"The Nerd" is a delightful, if somewhat insubstantial, bit of theater mischief teeming with wry references and affected mannerisms from the "golden age of Hollywood." Filled with engaging performances built around snappy remarks, witty comebacks, comic expressions, and a dash of pure silliness, the show is a bit romantic comedy, a bit slapstick, and a bit of a mystery.
Plays, movies and books about men's "midlife crises" are a dime-a-dozen; it's much less common to see a show that delves, artfully and thoughtfully, into the secret desires of a middle-aged, married woman. Luckily, Dramatic License Productions' humorous, yet realistic, one-woman show, "Shirley Valentine," is here to fill that gap.
It is easy to understand why "Boeing Boeing" became such a popular piece of French theater in the 1960's, with productions spanning fifty-five nations around the globe. Written by Marc Camoletti and translated by Beverly Cross, "Boeing Boeing" has crossed cultural boundaries to reveal and poke fun at universal truths of relationships and romantic behavior.
If ever a show were more elevated by its direction/choreography and performances, I haven’t seen it.
The lights were dimmed to black at the end of The Glass Menagerie, and I sat there choked up and unable to process or describe what I had just seen. The power of the performance blew me away.
Yes, she could “say that,” and she made crafting double entendres into a fine art. A veritable bouquet of her most famous zingers wraps up Dramatic License’s production of Dirty Blonde with Artistic Director Kim Furlow as the extremely imitable West and John Reidy and B. Weller in various roles representing the many men in her life. Carolyn Hood directs with as much grace as Claudia Shear’s hybrid script (part play, part musical) allows.
It’s unusual to find a topical play to become more relevant as time passes rather than less. I was surprised to find that Mass Appeal, first produced in 1980, is one of those rarities. Of course it helps that it has a first class team behind it including Deanna Jent as director and Alan Knoll and Dylan Duke playing the two characters onstage, Father Tim Farley and seminarian Mark Dolson, respectively. These pros bring out every nuance of Bill C. Davis’ trenchant examination of institutional Christianity versus what it means to truly live a Christian life. This disconnect remains today and, if anything, is more of an issue as the Catholic church continues to lose members for various reasons.

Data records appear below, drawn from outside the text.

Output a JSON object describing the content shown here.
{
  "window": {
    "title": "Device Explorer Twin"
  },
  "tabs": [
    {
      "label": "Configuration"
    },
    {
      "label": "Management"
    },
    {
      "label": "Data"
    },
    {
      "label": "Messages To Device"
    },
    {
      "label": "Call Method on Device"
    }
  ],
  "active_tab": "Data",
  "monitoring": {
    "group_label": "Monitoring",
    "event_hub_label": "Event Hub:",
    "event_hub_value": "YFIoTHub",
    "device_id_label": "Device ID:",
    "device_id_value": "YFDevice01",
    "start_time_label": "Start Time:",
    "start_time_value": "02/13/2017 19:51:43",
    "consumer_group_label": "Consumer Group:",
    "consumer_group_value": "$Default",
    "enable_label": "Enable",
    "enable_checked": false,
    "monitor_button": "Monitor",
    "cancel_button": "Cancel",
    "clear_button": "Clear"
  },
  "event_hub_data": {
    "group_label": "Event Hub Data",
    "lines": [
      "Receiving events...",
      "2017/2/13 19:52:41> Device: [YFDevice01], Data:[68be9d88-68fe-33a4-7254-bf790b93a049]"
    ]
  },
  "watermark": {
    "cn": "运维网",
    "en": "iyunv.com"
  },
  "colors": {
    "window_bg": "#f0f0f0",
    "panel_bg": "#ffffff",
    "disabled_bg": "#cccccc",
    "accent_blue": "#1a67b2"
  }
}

In 1972, actor/playwright Jason Miller opened his off-Broadway production of That Championship Season. Heralded as one of the year's best, Miller's play went on to receive a Tony Award as well as the Pulitzer Prize for Drama in 1973. What made That Champion Season so widely celebrated was the raw humor and emotion expressed by the play's middle-aged male characters, all lacking a sense of self and direction. Former teammates, the men gather at their former coaches home to celebrate the 20thanniversary of their victory as state basketball champions. As the evening progresses, the occasion becomes less about reliving their victorious past and more about fearing their uncertain future.